A structural element common among many South American cities is the disamenity sector, the very poorest parts of cities that in extreme cases are not connected to regular city services and are controlled by gangs and drug lords. The disamenity sectors in South American cities contain relatively unchanging slums known as barrios or favelas. The worst of these poverty-stricken areas often include large numbers of people who are so poor that they are forced to live in the streets. There is little in the way of regular law enforcement within such communities, and drug lords often run the show or battle with other drug lords for dominance. Such conditions also prevail in places beyond the ring highway or periférico, which is now a feature of most South American citifies.

Finally, the Griffin-Ford model displays two smaller sectors: an industrial park, reflecting the ongoing concentration of industrial activity in the city, and a gentrification zone, where historic buildings are preserved. Gentrification remains much less common in South American cities than in North America, but it is an emerging phenomenon. 
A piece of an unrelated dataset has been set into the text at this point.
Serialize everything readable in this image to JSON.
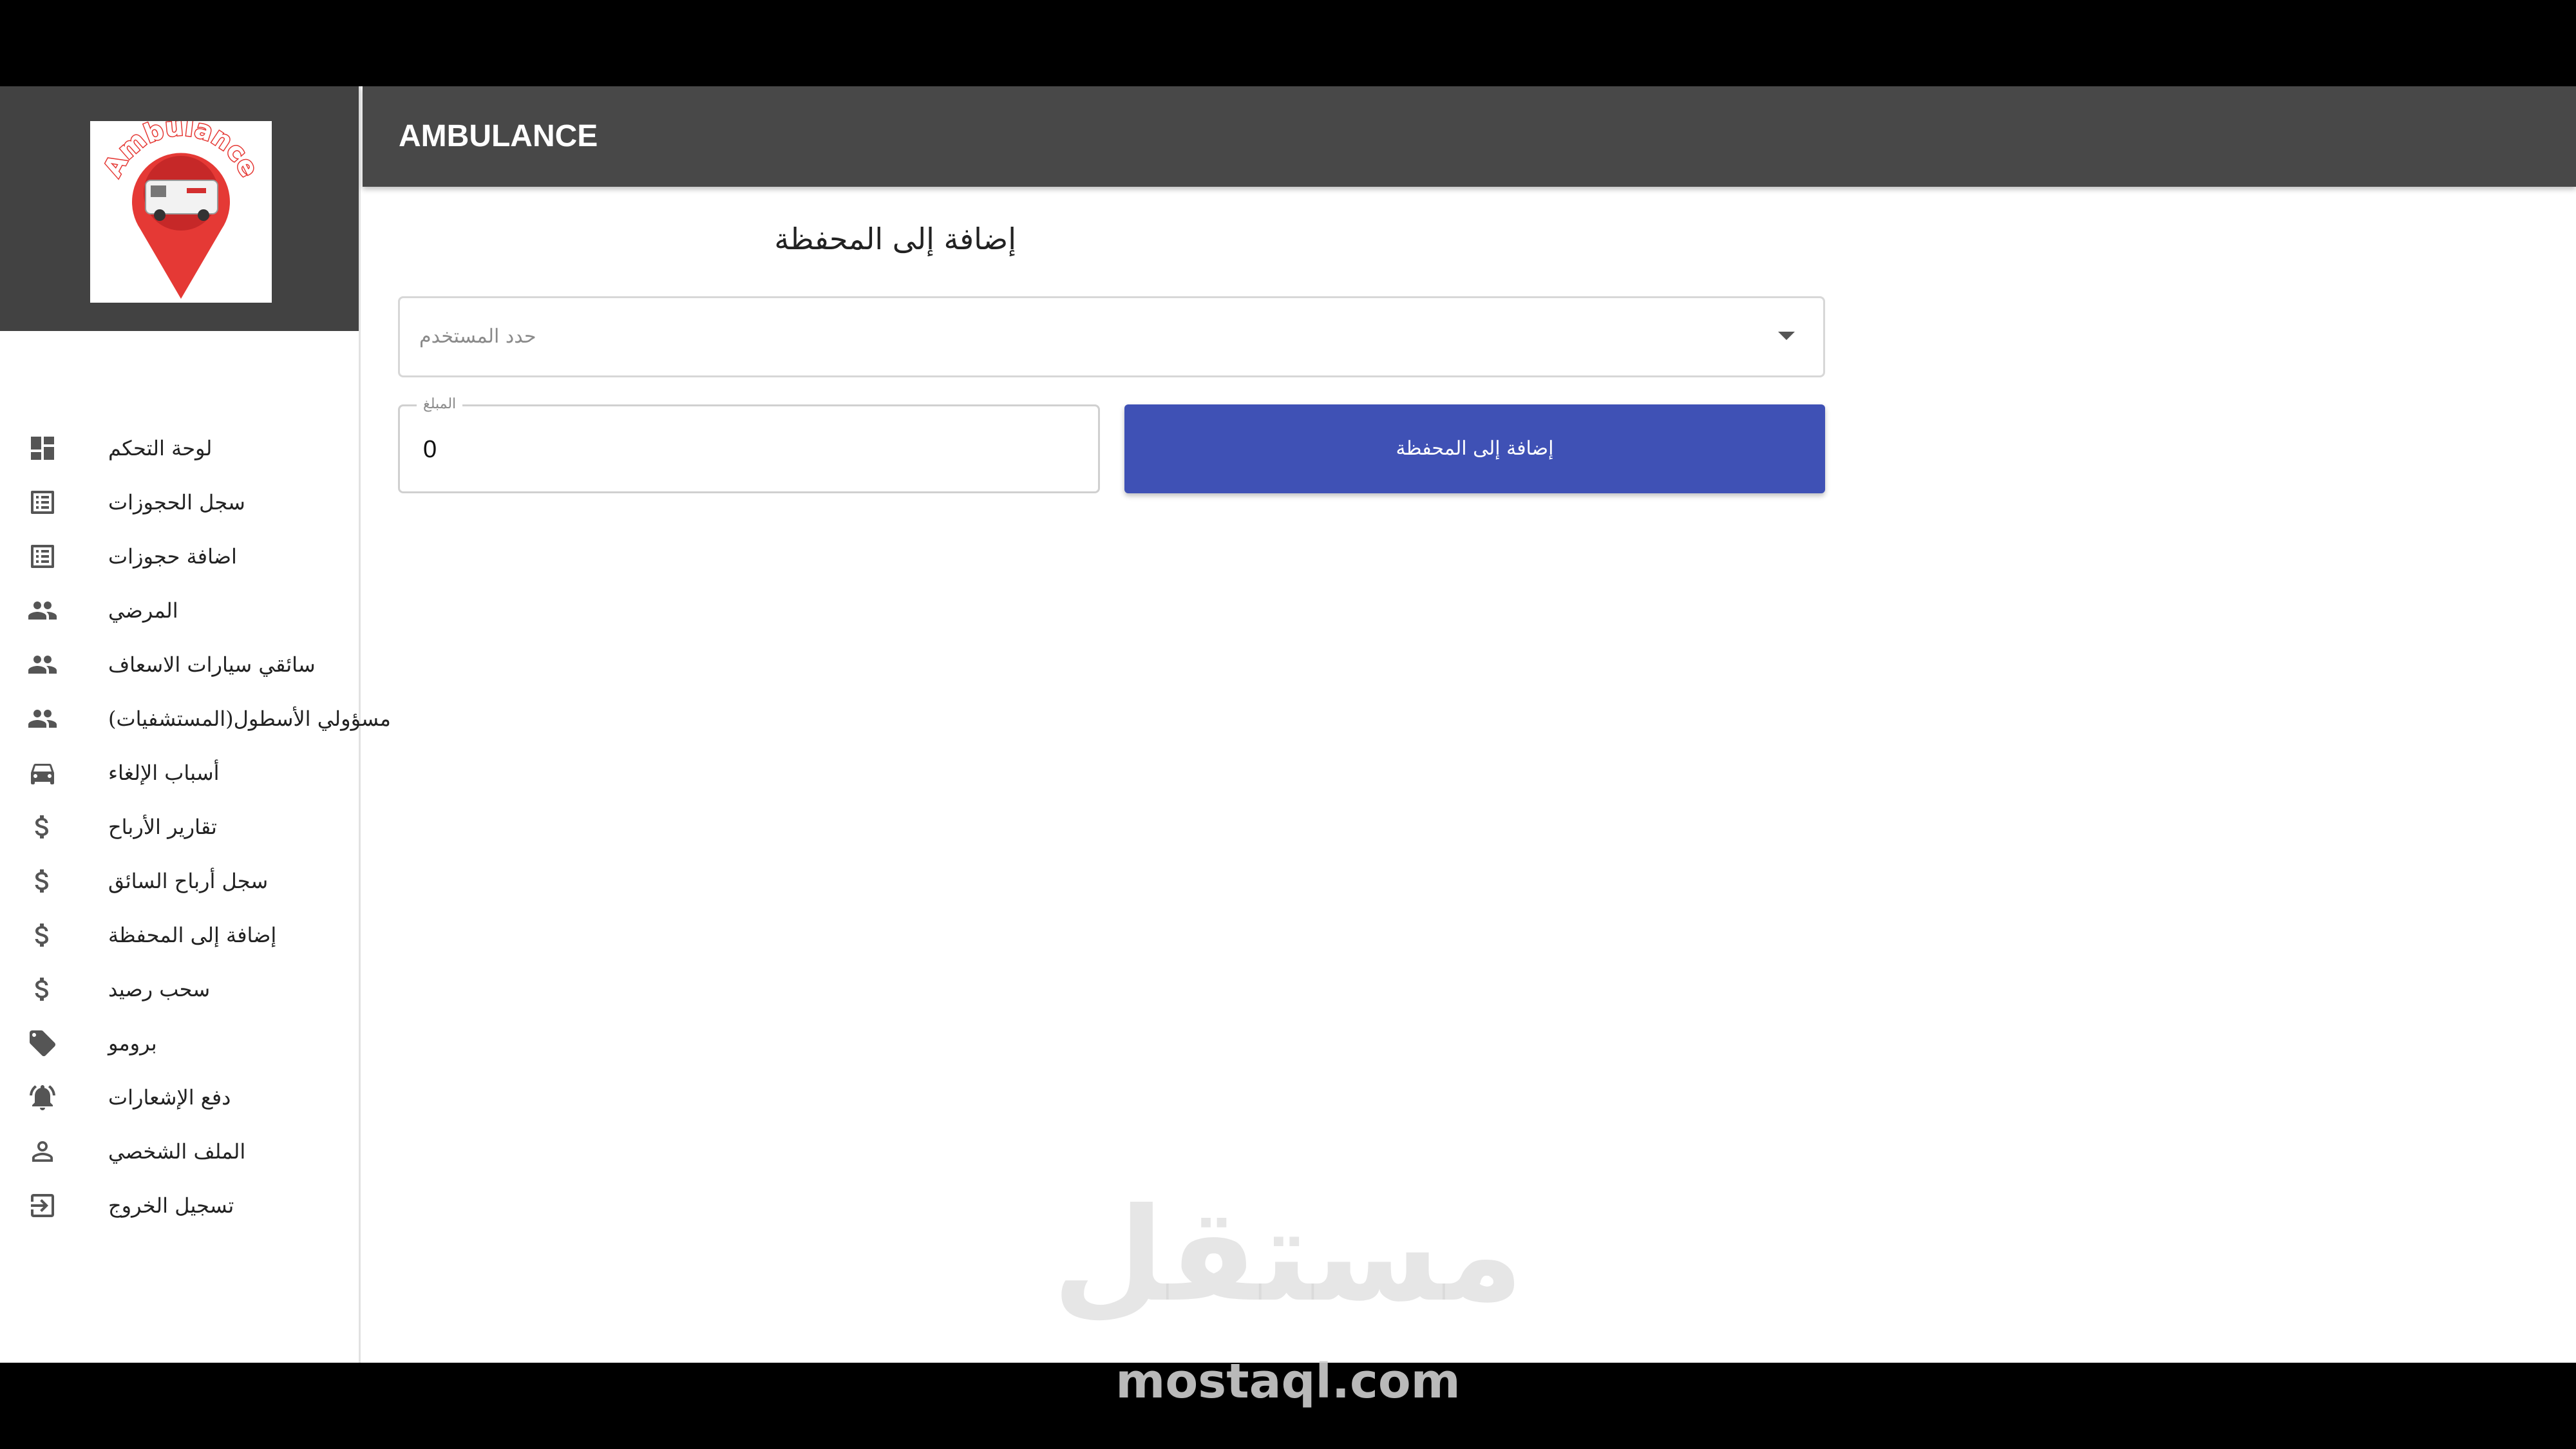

To what extent is the Griffin-Ford model a realistic portrayal of the South American city? The model reflects the enormous differences between the spaces of privilege and the spaces of abject poverty within the South American  city. The model also describes elements of sector development evident in many large South American cities, but the concentricity suggested by the model seems to be breaking down. Both, the original zones of the Griffin-Ford model and the updates Larry Ford added in a 1996 article. Larry Ford's updated Griffin-Ford model adds a ring highway (periférico) around the outskirts of the city, divides the downtown business district into a CBD and a market, adds a mall near the elite space, and leaves space for suburban industrial parks.
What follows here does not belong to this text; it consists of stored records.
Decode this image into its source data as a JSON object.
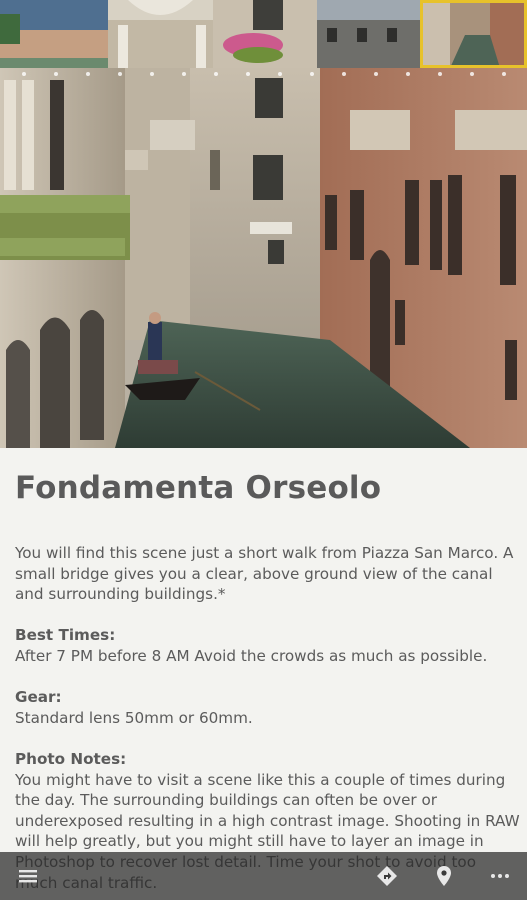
{
  "place": {
    "title": "Fondamenta Orseolo"
  },
  "description": {
    "intro": "You will find this scene just a short walk from Piazza San Marco. A small bridge gives you a clear, above ground view of the canal and surrounding buildings.*",
    "best_times_heading": "Best Times:",
    "best_times": "After 7 PM before 8 AM Avoid the crowds as much as possible.",
    "gear_heading": "Gear:",
    "gear": "Standard lens 50mm or 60mm.",
    "photo_notes_heading": "Photo Notes:",
    "photo_notes": "You might have to visit a scene like this a couple of times during the day. The surrounding buildings can often be over or underexposed resulting in a high contrast image. Shooting in RAW will help greatly, but you might still have to layer an image in Photoshop to recover lost detail. Time your shot to avoid too much canal traffic."
  },
  "bottom_bar": {
    "icons": [
      "menu-icon",
      "directions-icon",
      "map-pin-icon",
      "more-icon"
    ]
  },
  "colors": {
    "selected_thumb_border": "#e7c22b",
    "text": "#5b5b5b",
    "background": "#f3f3f0"
  }
}
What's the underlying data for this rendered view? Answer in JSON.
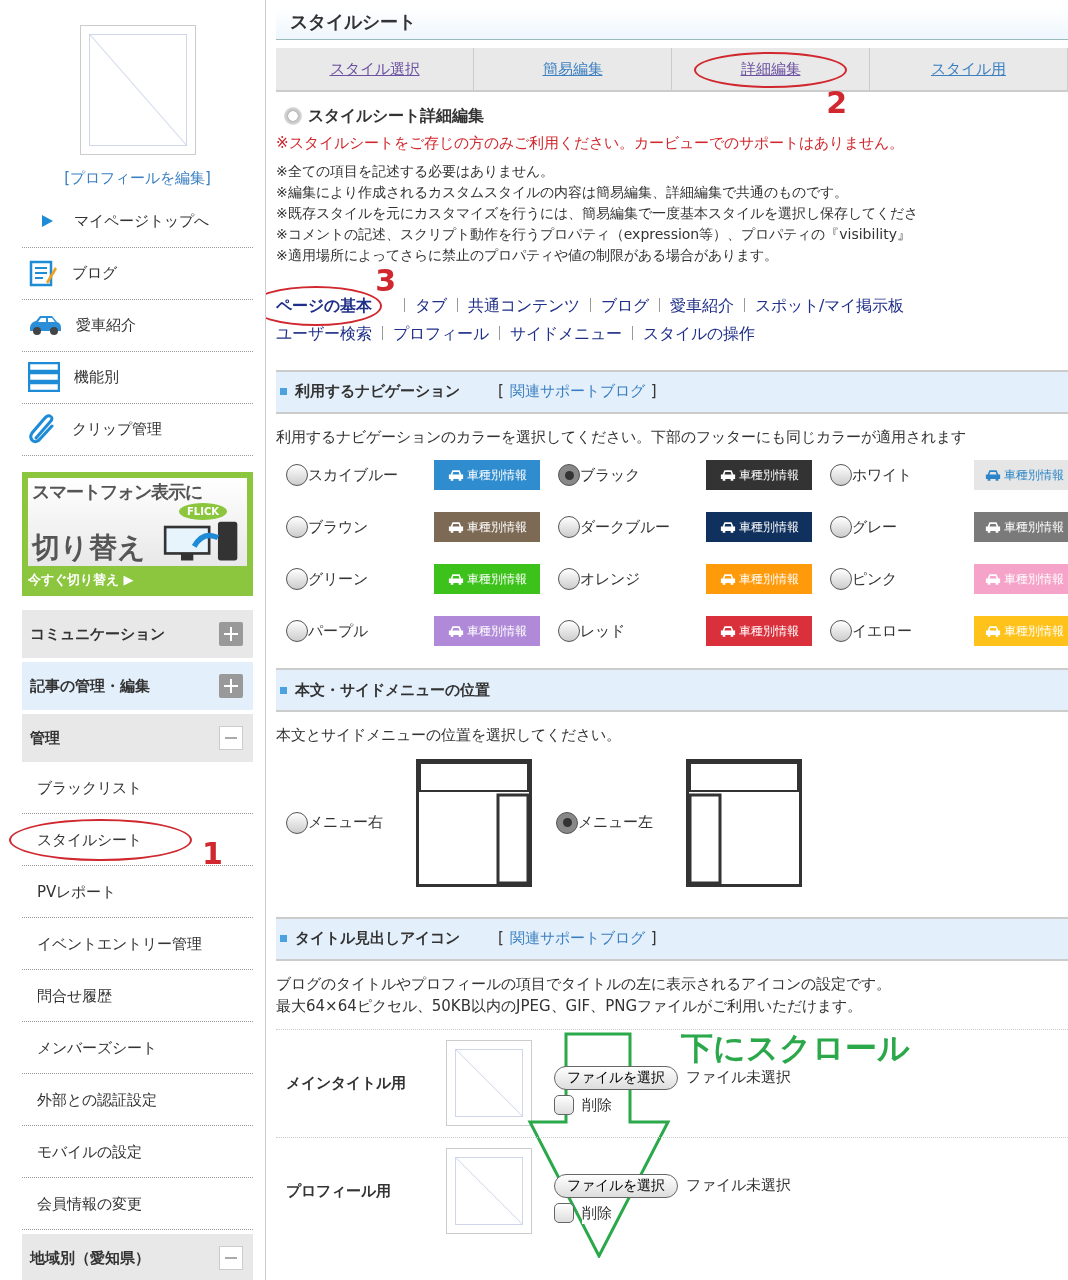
{
  "sidebar": {
    "profile_link": "[プロフィールを編集]",
    "menu": [
      {
        "label": "マイページトップへ",
        "kind": "top"
      },
      {
        "label": "ブログ",
        "kind": "blog"
      },
      {
        "label": "愛車紹介",
        "kind": "car"
      },
      {
        "label": "機能別",
        "kind": "list"
      },
      {
        "label": "クリップ管理",
        "kind": "clip"
      }
    ],
    "banner": {
      "title_1": "スマートフォン表示に",
      "title_2": "切り替え",
      "badge": "FLICK",
      "action": "今すぐ切り替え ▶"
    },
    "sections": [
      {
        "label": "コミュニケーション",
        "expanded": false,
        "kind": "gray"
      },
      {
        "label": "記事の管理・編集",
        "expanded": false,
        "kind": "blue"
      },
      {
        "label": "管理",
        "expanded": true,
        "kind": "gray",
        "items": [
          {
            "label": "ブラックリスト"
          },
          {
            "label": "スタイルシート",
            "marker": "1"
          },
          {
            "label": "PVレポート"
          },
          {
            "label": "イベントエントリー管理"
          },
          {
            "label": "問合せ履歴"
          },
          {
            "label": "メンバーズシート"
          },
          {
            "label": "外部との認証設定"
          },
          {
            "label": "モバイルの設定"
          },
          {
            "label": "会員情報の変更"
          }
        ]
      },
      {
        "label": "地域別（愛知県）",
        "expanded": true,
        "kind": "gray"
      }
    ]
  },
  "page_title": "スタイルシート",
  "tabs": [
    {
      "label": "スタイル選択",
      "visited": true
    },
    {
      "label": "簡易編集",
      "visited": false
    },
    {
      "label": "詳細編集",
      "visited": true,
      "marker": "2"
    },
    {
      "label": "スタイル用",
      "visited": false
    }
  ],
  "heading": "スタイルシート詳細編集",
  "warning": "※スタイルシートをご存じの方のみご利用ください。カービューでのサポートはありません。",
  "notes": [
    "※全ての項目を記述する必要はありません。",
    "※編集により作成されるカスタムスタイルの内容は簡易編集、詳細編集で共通のものです。",
    "※既存スタイルを元にカスタマイズを行うには、簡易編集で一度基本スタイルを選択し保存してくださ",
    "※コメントの記述、スクリプト動作を行うプロパティ（expression等）、プロパティの『visibility』",
    "※適用場所によってさらに禁止のプロパティや値の制限がある場合があります。"
  ],
  "nav_links": [
    {
      "label": "ページの基本",
      "selected": true,
      "marker": "3"
    },
    {
      "label": "タブ",
      "selected": false
    },
    {
      "label": "共通コンテンツ",
      "selected": false
    },
    {
      "label": "ブログ",
      "selected": false
    },
    {
      "label": "愛車紹介",
      "selected": false
    },
    {
      "label": "スポット/マイ掲示板",
      "selected": false
    },
    {
      "label": "ユーザー検索",
      "selected": false
    },
    {
      "label": "プロフィール",
      "selected": false
    },
    {
      "label": "サイドメニュー",
      "selected": false
    },
    {
      "label": "スタイルの操作",
      "selected": false
    }
  ],
  "navigation_section": {
    "title": "利用するナビゲーション",
    "bracket_open": "[",
    "link": "関連サポートブログ",
    "bracket_close": "]",
    "description": "利用するナビゲーションのカラーを選択してください。下部のフッターにも同じカラーが適用されます",
    "options": [
      {
        "label": "スカイブルー",
        "selected": false,
        "color": "#2f8ccf",
        "sample": "車種別情報"
      },
      {
        "label": "ブラック",
        "selected": true,
        "color": "#333333",
        "sample": "車種別情報"
      },
      {
        "label": "ホワイト",
        "selected": false,
        "color": "#e6e6e6",
        "sample": "車種別情報"
      },
      {
        "label": "ブラウン",
        "selected": false,
        "color": "#7d6a55",
        "sample": "車種別情報"
      },
      {
        "label": "ダークブルー",
        "selected": false,
        "color": "#10305e",
        "sample": "車種別情報"
      },
      {
        "label": "グレー",
        "selected": false,
        "color": "#7a7a7a",
        "sample": "車種別情報"
      },
      {
        "label": "グリーン",
        "selected": false,
        "color": "#3cc21a",
        "sample": "車種別情報"
      },
      {
        "label": "オレンジ",
        "selected": false,
        "color": "#ff9a0a",
        "sample": "車種別情報"
      },
      {
        "label": "ピンク",
        "selected": false,
        "color": "#f5a3c8",
        "sample": "車種別情報"
      },
      {
        "label": "パープル",
        "selected": false,
        "color": "#b08ad8",
        "sample": "車種別情報"
      },
      {
        "label": "レッド",
        "selected": false,
        "color": "#d9303c",
        "sample": "車種別情報"
      },
      {
        "label": "イエロー",
        "selected": false,
        "color": "#ffc21a",
        "sample": "車種別情報"
      }
    ]
  },
  "position_section": {
    "title": "本文・サイドメニューの位置",
    "description": "本文とサイドメニューの位置を選択してください。",
    "options": [
      {
        "label": "メニュー右",
        "selected": false,
        "menu_on_left": false
      },
      {
        "label": "メニュー左",
        "selected": true,
        "menu_on_left": true
      }
    ]
  },
  "icon_section": {
    "title": "タイトル見出しアイコン",
    "bracket_open": "[",
    "link": "関連サポートブログ",
    "bracket_close": "]",
    "description": [
      "ブログのタイトルやプロフィールの項目でタイトルの左に表示されるアイコンの設定です。",
      "最大64×64ピクセル、50KB以内のJPEG、GIF、PNGファイルがご利用いただけます。"
    ],
    "rows": [
      {
        "label": "メインタイトル用",
        "file_button": "ファイルを選択",
        "file_status": "ファイル未選択",
        "delete_label": "削除",
        "delete_checked": false
      },
      {
        "label": "プロフィール用",
        "file_button": "ファイルを選択",
        "file_status": "ファイル未選択",
        "delete_label": "削除",
        "delete_checked": false
      }
    ],
    "scroll_hint": "下にスクロール"
  }
}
This model includes both the zones created in the original Griffin-Ford model and the new Ford model of the South American city.

Adapted with permission from: L.Ford, "A New and Improved Model of Latin American City Structure," The Geographical Review 86 (1996), p.438
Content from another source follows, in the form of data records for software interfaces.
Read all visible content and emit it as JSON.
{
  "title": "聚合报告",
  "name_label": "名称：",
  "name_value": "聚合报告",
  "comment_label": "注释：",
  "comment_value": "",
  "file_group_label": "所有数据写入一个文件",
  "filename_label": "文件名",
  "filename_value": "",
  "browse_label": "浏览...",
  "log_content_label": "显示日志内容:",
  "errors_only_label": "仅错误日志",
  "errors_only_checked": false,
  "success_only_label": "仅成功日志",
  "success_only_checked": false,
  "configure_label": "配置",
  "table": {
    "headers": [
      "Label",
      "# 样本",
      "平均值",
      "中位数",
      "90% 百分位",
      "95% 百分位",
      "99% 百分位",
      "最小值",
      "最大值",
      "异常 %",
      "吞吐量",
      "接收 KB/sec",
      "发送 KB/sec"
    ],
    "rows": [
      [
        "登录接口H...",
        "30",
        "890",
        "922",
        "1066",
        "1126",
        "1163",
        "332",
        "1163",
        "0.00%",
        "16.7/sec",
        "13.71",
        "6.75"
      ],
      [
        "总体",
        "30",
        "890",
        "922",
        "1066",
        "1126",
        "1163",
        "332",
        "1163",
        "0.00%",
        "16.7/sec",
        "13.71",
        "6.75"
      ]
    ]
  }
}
-- END --

This concludes the lesson. Please fill out the assessment next.

What did you learn? - The assessment

List the traits and characteristics of a Shantytown / Periférico.

List as many as you can based on what you gained from the lesson.

How does the Zone of In Situ Accretion (better Shantytown area) differ from the area of shantytowns?

Please describe.

List the amenities and / or traits of the elite section of the city.

List as many as you can based on what you gained from the lesson.

The method used to teach the lesson was effective in learning about urban models.

  • Strongly Agree
  • Agree
  • Undecided
  • Disagree
  • Strongly Disagree

You got a sense of the spatial distribution of neighborhoods in the city.

  • Strongly Agree
  • Agree
  • Undecided
  • Disagree
  • Strongly Disagree

You felt like you could place where the poor and wealthy of a city would live.

  • Strongly Agree
  • Agree
  • Undecided
  • Disagree
  • Strongly Disagree

You have an understanding for what life is like in the areas of Periférico, the Zone of In Situ Accretion, and the Spine/Elite Residential?

  • Strongly Agree
  • Agree
  • Undecided
  • Disagree
  • Strongly Disagree

You understand how the model works when used upon a real city.

  • Strongly Agree
  • Agree
  • Undecided
  • Disagree
  • Strongly Disagree

Have a better understanding of a Latin American city after this lesson.

  • Strongly Agree
  • Agree
  • Undecided
  • Disagree
  • Strongly Disagree

Please add any additional comments, recommendations and general thoughts about this experience.

This is the last question for the assessment.

After returning to Homepage, please click on "Finish course" to complete your lesson.

Thanks again for your participation!